Cologuard is a multi-target stool DNA test (mt-sDNA). Using a stool sample, it detects mutations associated with colorectal cancer in the DNA of cells shed by advanced adenomas as stool moves through the large intestine and rectum. Patients with positive test results are advised to undergo a diagnostic colonoscopy. In August 2014, the U.S. Food and Drug Administration (FDA) approved Cologuard. In October 2014, Cologuard was approved for Medicare coverage.
The 60-second ad features an animated representation of the test—a white square with arms and legs and a face and a mouth that moves—explaining how the test works: it is ordered by the doctor, and then the health consumer collects the sample and ships it to the lab. It’s as easy as “get-go-gone,” the little character tells the viewer.
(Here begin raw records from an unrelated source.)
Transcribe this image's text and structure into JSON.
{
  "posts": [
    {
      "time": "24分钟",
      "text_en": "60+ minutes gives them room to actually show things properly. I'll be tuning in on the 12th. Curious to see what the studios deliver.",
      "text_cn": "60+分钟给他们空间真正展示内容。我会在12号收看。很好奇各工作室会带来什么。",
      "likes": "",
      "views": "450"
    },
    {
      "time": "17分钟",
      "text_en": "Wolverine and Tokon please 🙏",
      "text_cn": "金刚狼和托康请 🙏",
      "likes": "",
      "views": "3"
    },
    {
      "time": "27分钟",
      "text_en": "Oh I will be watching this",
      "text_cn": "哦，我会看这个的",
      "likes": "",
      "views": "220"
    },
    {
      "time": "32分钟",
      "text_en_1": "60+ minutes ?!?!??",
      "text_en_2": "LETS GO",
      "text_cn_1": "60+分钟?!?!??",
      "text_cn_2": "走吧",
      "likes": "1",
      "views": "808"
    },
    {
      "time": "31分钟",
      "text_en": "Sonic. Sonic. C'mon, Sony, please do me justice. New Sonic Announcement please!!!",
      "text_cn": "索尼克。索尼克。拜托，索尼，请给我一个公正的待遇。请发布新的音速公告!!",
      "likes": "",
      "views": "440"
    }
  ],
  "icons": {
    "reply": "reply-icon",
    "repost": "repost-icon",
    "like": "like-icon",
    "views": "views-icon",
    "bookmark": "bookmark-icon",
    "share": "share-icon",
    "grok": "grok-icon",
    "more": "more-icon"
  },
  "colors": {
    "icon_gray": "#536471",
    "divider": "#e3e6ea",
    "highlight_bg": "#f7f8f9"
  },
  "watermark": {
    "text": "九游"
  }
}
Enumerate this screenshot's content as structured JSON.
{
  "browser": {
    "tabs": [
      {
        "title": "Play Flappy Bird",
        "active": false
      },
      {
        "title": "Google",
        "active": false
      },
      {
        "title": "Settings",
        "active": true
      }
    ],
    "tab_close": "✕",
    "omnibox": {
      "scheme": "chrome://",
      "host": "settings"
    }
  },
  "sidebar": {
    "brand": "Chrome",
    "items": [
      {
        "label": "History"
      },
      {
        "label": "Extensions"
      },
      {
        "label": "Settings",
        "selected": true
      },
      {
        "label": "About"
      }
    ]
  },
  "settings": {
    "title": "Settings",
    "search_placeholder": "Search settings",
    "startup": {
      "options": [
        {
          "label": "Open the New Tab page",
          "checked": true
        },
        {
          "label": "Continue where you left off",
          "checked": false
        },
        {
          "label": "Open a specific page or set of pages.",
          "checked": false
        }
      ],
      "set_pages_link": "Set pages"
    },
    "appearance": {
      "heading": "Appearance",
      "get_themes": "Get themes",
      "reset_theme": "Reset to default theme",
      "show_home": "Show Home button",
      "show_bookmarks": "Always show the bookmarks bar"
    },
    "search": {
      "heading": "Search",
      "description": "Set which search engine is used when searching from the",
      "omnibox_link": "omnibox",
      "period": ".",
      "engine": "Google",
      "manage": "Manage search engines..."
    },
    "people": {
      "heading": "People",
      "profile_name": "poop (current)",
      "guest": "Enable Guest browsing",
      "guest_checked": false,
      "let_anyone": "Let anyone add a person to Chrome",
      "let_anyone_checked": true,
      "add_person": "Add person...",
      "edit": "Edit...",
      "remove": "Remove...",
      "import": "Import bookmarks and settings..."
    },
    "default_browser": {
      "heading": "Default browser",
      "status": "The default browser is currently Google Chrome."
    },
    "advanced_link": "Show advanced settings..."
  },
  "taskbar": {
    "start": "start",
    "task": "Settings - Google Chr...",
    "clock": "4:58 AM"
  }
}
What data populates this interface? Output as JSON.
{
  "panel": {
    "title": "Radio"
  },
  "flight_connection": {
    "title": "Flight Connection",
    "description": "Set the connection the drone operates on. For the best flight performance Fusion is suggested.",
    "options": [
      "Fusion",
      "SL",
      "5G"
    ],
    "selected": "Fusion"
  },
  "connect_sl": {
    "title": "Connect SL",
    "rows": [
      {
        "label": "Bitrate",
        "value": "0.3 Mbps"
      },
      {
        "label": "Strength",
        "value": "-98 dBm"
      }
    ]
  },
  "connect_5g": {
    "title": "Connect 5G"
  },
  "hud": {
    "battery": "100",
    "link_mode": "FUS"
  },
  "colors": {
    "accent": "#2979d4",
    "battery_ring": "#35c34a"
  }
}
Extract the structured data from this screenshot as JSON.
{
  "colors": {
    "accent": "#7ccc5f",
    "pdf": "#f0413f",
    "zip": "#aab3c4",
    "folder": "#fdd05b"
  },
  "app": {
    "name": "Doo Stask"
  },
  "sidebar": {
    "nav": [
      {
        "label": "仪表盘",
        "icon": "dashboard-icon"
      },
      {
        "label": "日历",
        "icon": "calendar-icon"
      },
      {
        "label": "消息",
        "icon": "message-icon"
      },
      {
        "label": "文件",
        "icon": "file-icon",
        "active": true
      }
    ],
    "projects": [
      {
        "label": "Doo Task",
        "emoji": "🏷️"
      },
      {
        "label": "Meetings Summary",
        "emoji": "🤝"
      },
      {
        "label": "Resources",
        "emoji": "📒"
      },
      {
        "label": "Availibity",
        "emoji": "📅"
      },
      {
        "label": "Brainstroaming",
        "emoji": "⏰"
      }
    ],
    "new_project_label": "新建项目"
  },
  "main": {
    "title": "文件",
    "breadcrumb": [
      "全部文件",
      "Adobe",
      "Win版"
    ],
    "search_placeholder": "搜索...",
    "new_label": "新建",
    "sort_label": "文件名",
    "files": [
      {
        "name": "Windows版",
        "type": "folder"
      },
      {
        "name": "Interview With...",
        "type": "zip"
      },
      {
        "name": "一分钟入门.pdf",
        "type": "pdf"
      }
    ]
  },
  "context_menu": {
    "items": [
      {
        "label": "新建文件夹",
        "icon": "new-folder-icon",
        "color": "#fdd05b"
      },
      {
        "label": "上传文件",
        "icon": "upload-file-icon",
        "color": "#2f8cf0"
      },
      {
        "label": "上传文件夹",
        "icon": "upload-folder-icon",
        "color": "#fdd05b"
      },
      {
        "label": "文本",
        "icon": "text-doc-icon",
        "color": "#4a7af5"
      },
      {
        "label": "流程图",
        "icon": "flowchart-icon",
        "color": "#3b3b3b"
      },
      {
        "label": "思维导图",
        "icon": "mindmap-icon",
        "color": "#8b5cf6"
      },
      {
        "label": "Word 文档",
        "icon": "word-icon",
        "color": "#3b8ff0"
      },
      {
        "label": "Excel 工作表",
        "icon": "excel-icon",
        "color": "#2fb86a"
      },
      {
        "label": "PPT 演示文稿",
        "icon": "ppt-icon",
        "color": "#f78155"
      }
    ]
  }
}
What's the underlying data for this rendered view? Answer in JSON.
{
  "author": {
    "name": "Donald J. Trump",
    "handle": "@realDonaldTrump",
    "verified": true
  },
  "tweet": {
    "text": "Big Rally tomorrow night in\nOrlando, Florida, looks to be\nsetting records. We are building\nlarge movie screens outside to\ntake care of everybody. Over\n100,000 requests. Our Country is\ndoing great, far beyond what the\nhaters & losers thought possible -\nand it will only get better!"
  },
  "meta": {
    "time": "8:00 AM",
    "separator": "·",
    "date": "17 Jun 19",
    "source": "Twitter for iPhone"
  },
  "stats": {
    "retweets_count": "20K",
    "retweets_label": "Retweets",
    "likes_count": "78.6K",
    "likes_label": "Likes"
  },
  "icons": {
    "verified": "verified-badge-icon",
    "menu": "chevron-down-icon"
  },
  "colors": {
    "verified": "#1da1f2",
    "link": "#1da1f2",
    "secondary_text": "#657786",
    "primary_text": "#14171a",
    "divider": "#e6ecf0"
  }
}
How well will this ad campaign work? Will Cologuard be accepted by the clinical community? According to some news reports, its reception has been mixed so far. In part, this may be because last October the U.S. Preventive Services Task Force (USPTF) designated stool DNA testing only as an “alternative screening test” (along with CT colonography) for colon cancer. A final recommendation has not yet been made.
More broadly, how will television commercials advertising DTC lab tests—which seems to be an idea whose time is here—be received by the public? That remains to be seen, but it is a safe bet that the FDA will offer cautions and warnings to consumers, as it already does with regard to pharmaceuticals.
In one online publication, for instance, “Keeping Watch Over Direct-to-Consumer Ads,” the FDA considers the drug ads in terms of balance and accuracy, provides a checklist of what advertisers must provide, summarizes different types of ads, and reviews arguments typically made by people and organizations that favor and oppose the ads. A second online source from the FDA, “The Impact of Direct-to-Consumer Advertising,” focuses on physician and consumer surveys about DTC pharmaceutical advertising, measuring both the public and professional perceptions of the value of such advertising. It seems likely that comparable online resources will be created for advertising for diagnostic assays—in the case of something like Cologuard, for example, a resource that compares its accuracy to that of a colonoscopy.
Of course, the FDA has a comprehensive surveillance and enforcement program that is dedicated to keeping pharmaceutical advertisers honest, and we can assume that something analogous will be in place for diagnostics. The ongoing saga of Theranos, the private company that claims to provide comprehensive testing based on a few drops of blood collected via fingerstick, shows how the FDA might proceed when more DTC assays are advertised via TV commercials. Last fall, the FDA reported what it deemed to be major problems with the company’s practices and ordered Theranos to stop using its Edison blood-collection device for all but one of the 200 tests for which it had been offered.
Will television advertising of DTC products be good for the clinical lab industry? Any DTC products, however communicated to their audience, are, in a sense, competition; but they also raise public awareness of clinical lab testing. And it is not hard to imagine some companies diverting some of their testing to labs other than their own. I would love to hear readers’ perspectives.